- a nonprofit organization,
- comprised of over 250,000 members in over 106 countries,
- represented by over 12,500 clubs, and
- dedicated to excellence in communication and leadership
Most Toastmasters clubs meet weekly for 1-2 hours, and follow a pretty basic agenda:
- Prepared speeches – Members are given opportunities to prepare, rehearse, and then deliver presentations in front of their fellow members.
- Speech evaluations – Whenever you speak in Toastmasters, you receive helpful and supportive evaluations from your peers.
- Impromptu speaking – Members practice speaking “off the cuff” for one or two minutes by responding to general topics of interest (table topics).
Who Joins Toastmasters?
Anyone over the age of 18 can join Toastmasters, provided they have the desire to improve their communication and leadership skills.
Beyond that, Toastmasters members are a diverse group, spanning countries and cultures, and all socio-economic backgrounds.
The Toastmasters International website tells us that:
- 52% of members are female and 48% are male.
- Average annual household income: $85,000-$99,000.
- 30% earn $100,000+ annually.
- 69% of members are between the ages of 35 and 49.
- 82% have a college degree.
- 36% have an advanced degree.
What industries employ Toastmasters?
- 20% Sales, Consulting, Self Employed
- 18% Management
- 15% Finance & Insurance
- 15% Government
- 12% Education
- 20% Other
When Did Toastmasters Start?

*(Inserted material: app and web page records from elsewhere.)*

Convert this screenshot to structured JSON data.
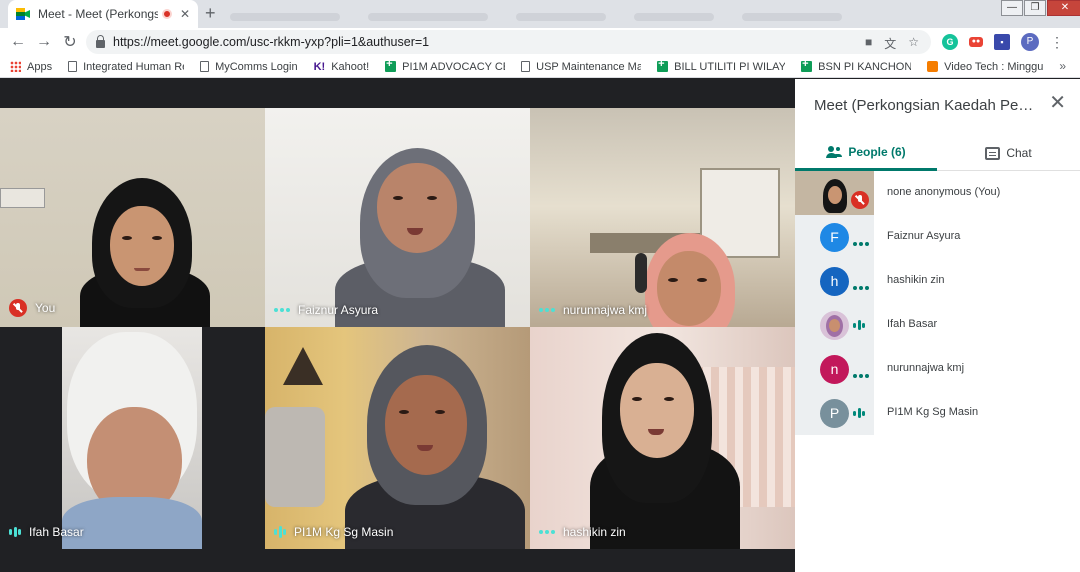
{
  "browser": {
    "tab_title": "Meet - Meet (Perkongsian K",
    "tab_close": "✕",
    "new_tab": "+",
    "url": "https://meet.google.com/usc-rkkm-yxp?pli=1&authuser=1",
    "profile_initial": "P",
    "window_controls": {
      "minimize": "—",
      "maximize": "❐",
      "close": "✕"
    }
  },
  "bookmarks": [
    {
      "label": "Apps",
      "icon": "apps-icon"
    },
    {
      "label": "Integrated Human Re",
      "icon": "doc-icon"
    },
    {
      "label": "MyComms Login",
      "icon": "doc-icon"
    },
    {
      "label": "Kahoot!",
      "icon": "kahoot-icon",
      "glyph": "K!"
    },
    {
      "label": "PI1M ADVOCACY CE",
      "icon": "sheet-icon"
    },
    {
      "label": "USP Maintenance Ma",
      "icon": "doc-icon"
    },
    {
      "label": "BILL UTILITI PI WILAY",
      "icon": "sheet-icon"
    },
    {
      "label": "BSN PI KANCHONG",
      "icon": "sheet-icon"
    },
    {
      "label": "Video Tech : Minggu",
      "icon": "blogger-icon"
    }
  ],
  "bookmarks_more": "»",
  "tiles": [
    {
      "name": "You",
      "indicator": "mic-off"
    },
    {
      "name": "Faiznur Asyura",
      "indicator": "dots"
    },
    {
      "name": "nurunnajwa kmj",
      "indicator": "dots"
    },
    {
      "name": "Ifah Basar",
      "indicator": "bars"
    },
    {
      "name": "PI1M Kg Sg Masin",
      "indicator": "bars"
    },
    {
      "name": "hashikin zin",
      "indicator": "dots"
    }
  ],
  "panel": {
    "title": "Meet (Perkongsian Kaedah Pemb...",
    "close": "✕",
    "people_tab": "People (6)",
    "chat_tab": "Chat",
    "participants": [
      {
        "name": "none anonymous (You)",
        "kind": "video",
        "indicator": "mic-off"
      },
      {
        "name": "Faiznur Asyura",
        "kind": "letter",
        "initial": "F",
        "color": "#1e88e5",
        "indicator": "dots"
      },
      {
        "name": "hashikin zin",
        "kind": "letter",
        "initial": "h",
        "color": "#1565c0",
        "indicator": "dots"
      },
      {
        "name": "Ifah Basar",
        "kind": "photo",
        "initial": "",
        "color": "#d9c2d8",
        "indicator": "bars"
      },
      {
        "name": "nurunnajwa kmj",
        "kind": "letter",
        "initial": "n",
        "color": "#c2185b",
        "indicator": "dots"
      },
      {
        "name": "PI1M Kg Sg Masin",
        "kind": "letter",
        "initial": "P",
        "color": "#78909c",
        "indicator": "bars"
      }
    ]
  },
  "colors": {
    "accent": "#00796b",
    "mic_off": "#d93025",
    "speaking": "#4ce0d5"
  }
}
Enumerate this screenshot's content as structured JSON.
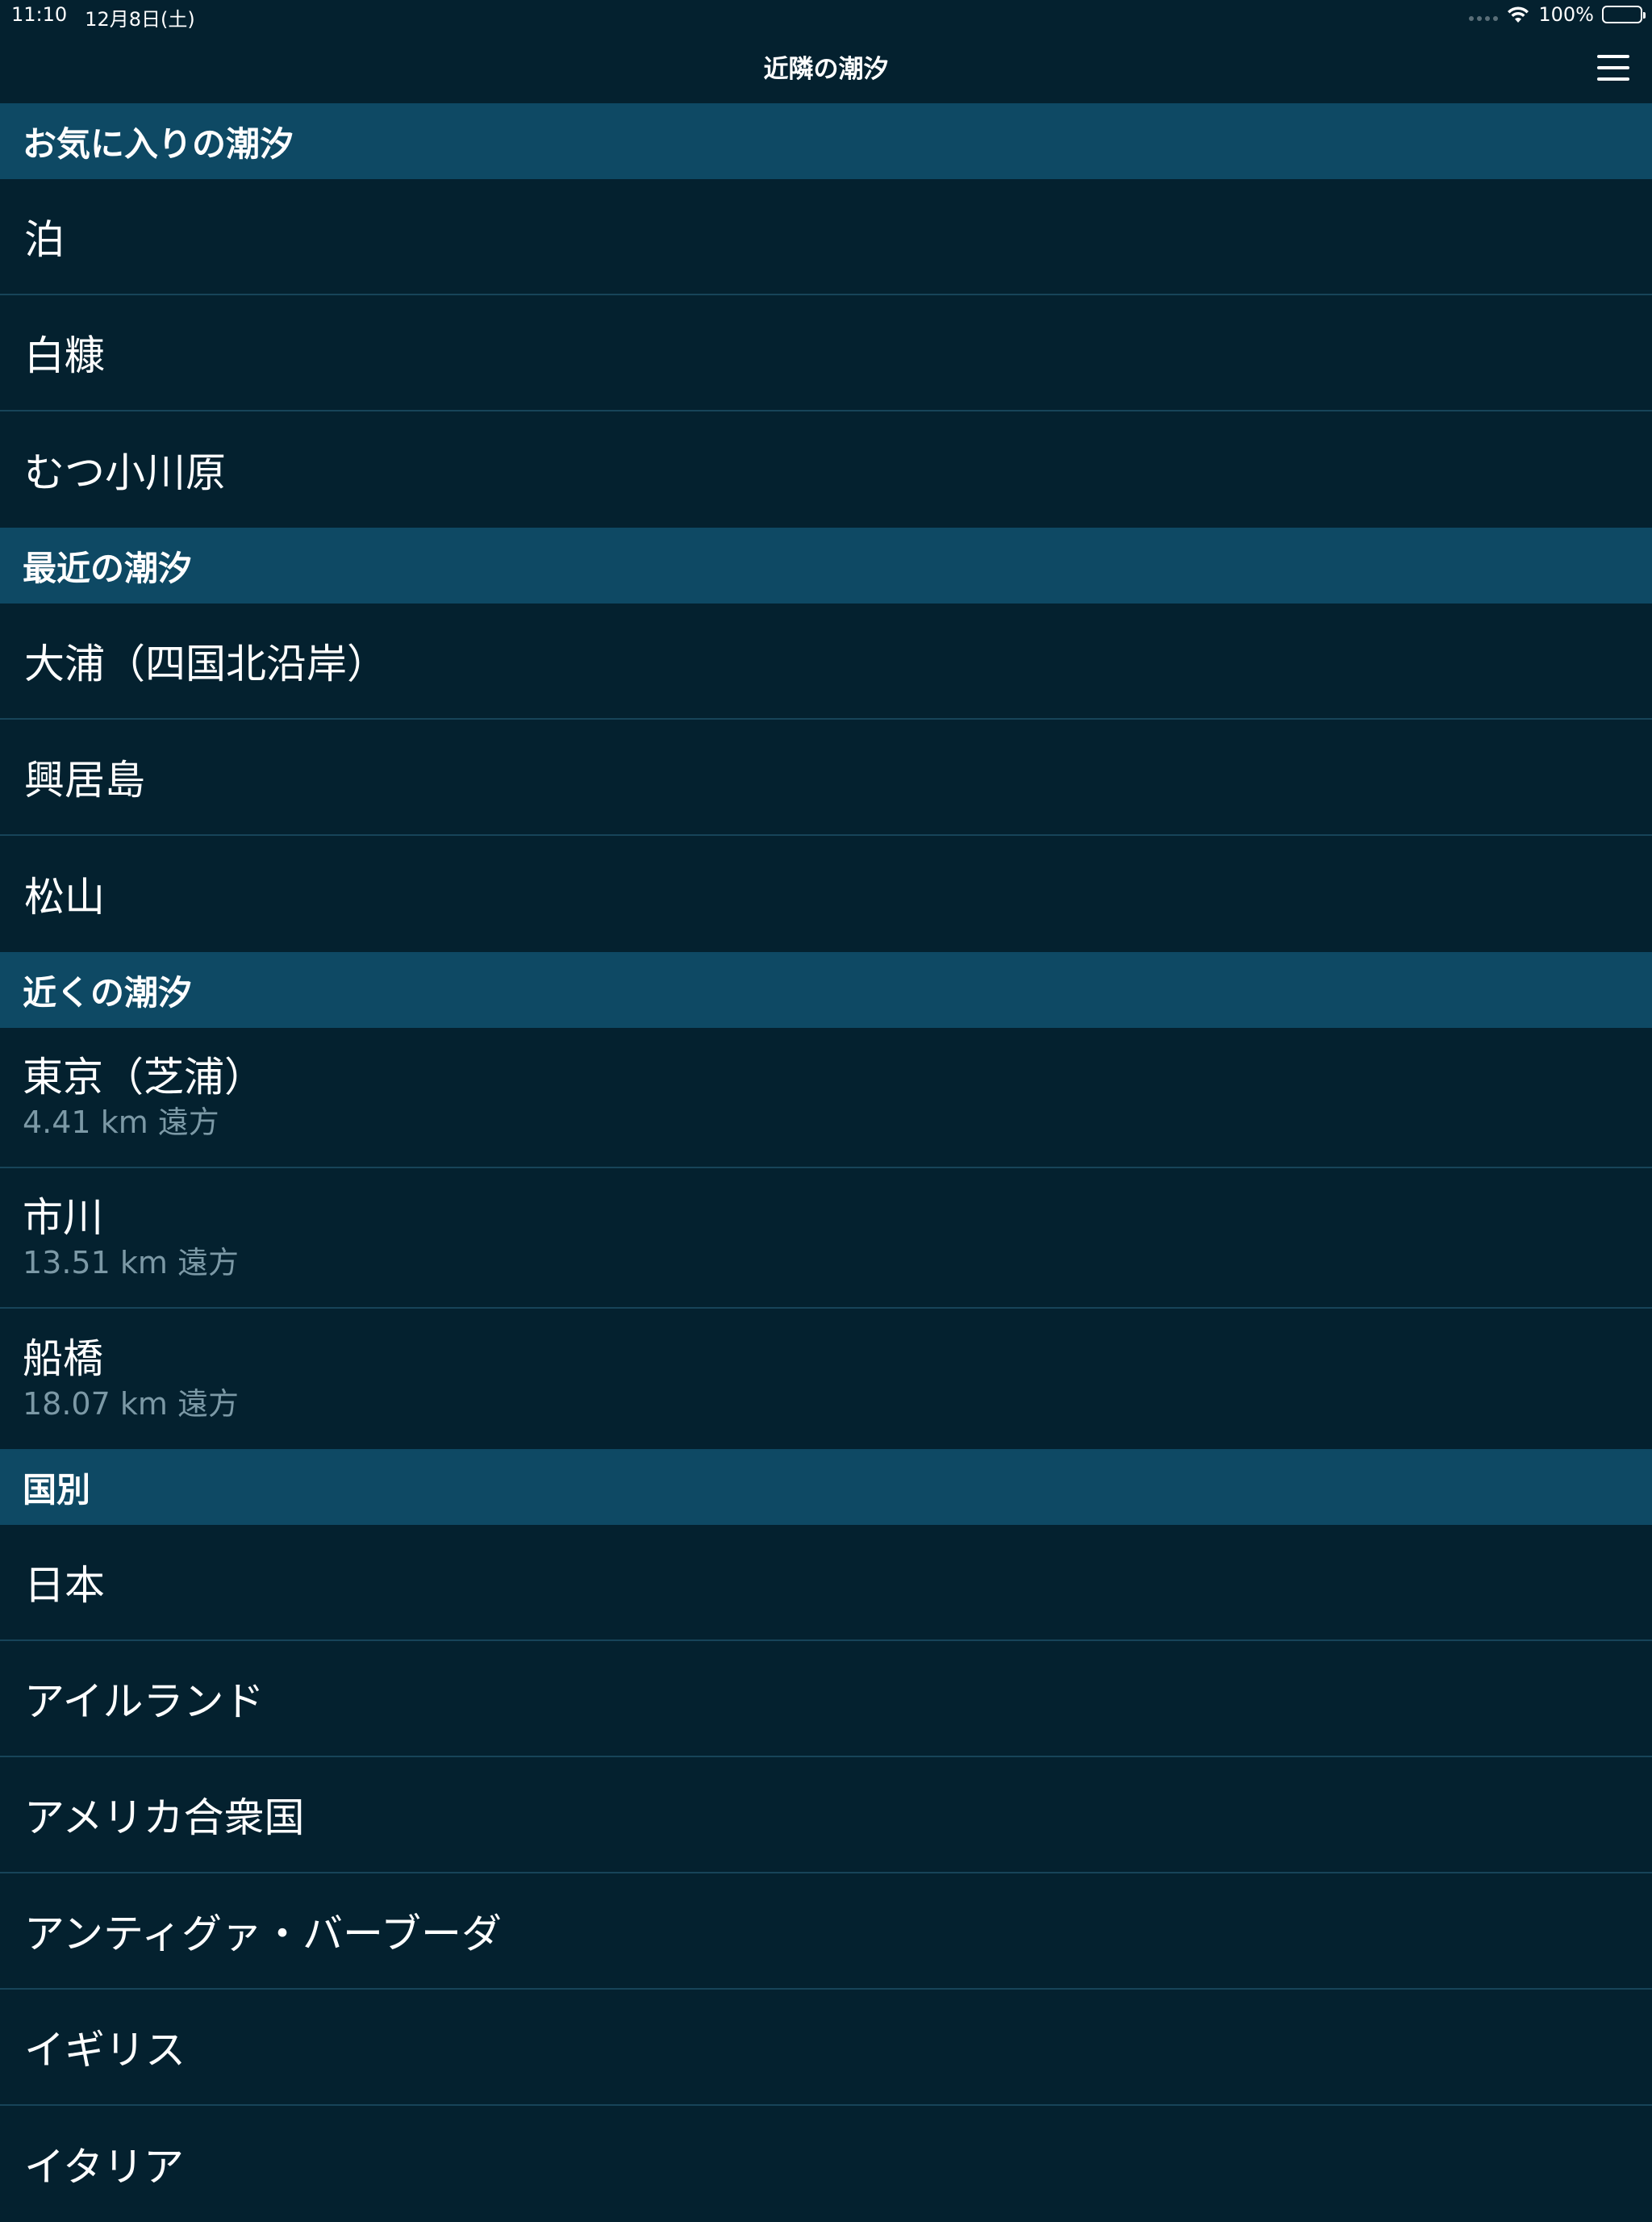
{
  "status_bar": {
    "time": "11:10",
    "date": "12月8日(土)",
    "battery": "100%",
    "icons": [
      "signal-dots-icon",
      "wifi-icon",
      "battery-icon"
    ]
  },
  "nav": {
    "title": "近隣の潮汐",
    "menu_icon": "hamburger-menu-icon"
  },
  "sections": {
    "favorites": {
      "header": "お気に入りの潮汐",
      "items": [
        "泊",
        "白糠",
        "むつ小川原"
      ]
    },
    "recent": {
      "header": "最近の潮汐",
      "items": [
        "大浦（四国北沿岸）",
        "興居島",
        "松山"
      ]
    },
    "nearby": {
      "header": "近くの潮汐",
      "items": [
        {
          "name": "東京（芝浦）",
          "distance": "4.41 km 遠方"
        },
        {
          "name": "市川",
          "distance": "13.51 km 遠方"
        },
        {
          "name": "船橋",
          "distance": "18.07 km 遠方"
        }
      ]
    },
    "by_country": {
      "header": "国別",
      "items": [
        "日本",
        "アイルランド",
        "アメリカ合衆国",
        "アンティグァ・バーブーダ",
        "イギリス",
        "イタリア"
      ]
    }
  },
  "colors": {
    "background": "#04212f",
    "section_header": "#0e4964",
    "separator": "#174459",
    "secondary_text": "#7c99a6"
  }
}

The first Toastmasters club was started by Ralph Smedley in Santa Ana, California in 1924 at a local YMCA to meet the need for speech and leadership training for young men. His initial “Ten Lessons in Public Speaking” still forms the core of the Toastmasters educational program as the 10 projects of the Competent Communicator manual. ( It has, of course, been updated and revised many times.) The single club turned into a network of affiliated Toastmasters Clubs as the idea spread throughout southern California. When an affiliated club formed in British Columbia, Toastmasters International was born.
Where Do Toastmasters Meet? Everywhere!
- 11,000 Toastmasters clubs meet in over 90 countries.
- Clubs meet within corporations, in community centers, on university and college campuses, in churches and temples, in restaurants, in libraries, in prisons, and many other places.
- The majority of clubs are still in North America, but the organization is growing fastest outside of North America, particularly in Asia.
- Most clubs meet weekly for 1-2 hours.
Why Should You Join Toastmasters?
Everyone has their own personal reasons for joining Toastmasters, but here are a few of the most common:
- Become a Better Public Speaker Members work through a series of educational programs (at their own pace) designed to improve their ability to write speeches, design presentations, and deliver them.
- Overcome Public Speaking Fears The most positive and supportive audience in the world is a Toastmasters club audience. Speaking regularly in front of a group helps you calm your nerves and communicate effectively.
- “Practice” Presentations for Other Audiences Everyone has different motivations for wanting to speak better. Maybe you want to hone your presentation skills for your career. Perhaps you want to be able to speak out in your volunteer organization. Maybe you want to complement your portfolio as an author, manager, or other professional with speaking gigs? Whatever the case, Toastmasters is a wonderful laboratory for you to practice your presentations and gain valuable feedback.
- Gain the Confidence and Courage to Lead Leadership and communication skills are intimately bound. Some might argue that leadership is nothing more than the ability to effectively communicate a vision. As your communication skills improve, your ability to lead will improve as well.
How to Join Toastmasters?
- Visit CofC Toastmasters club meeting.
- Sign up. Toastmasters dues are inexpensive, particularly compared to other training options.
- Commit yourself to excellence. Toastmasters is a program where you only get out in proportion to what you put in.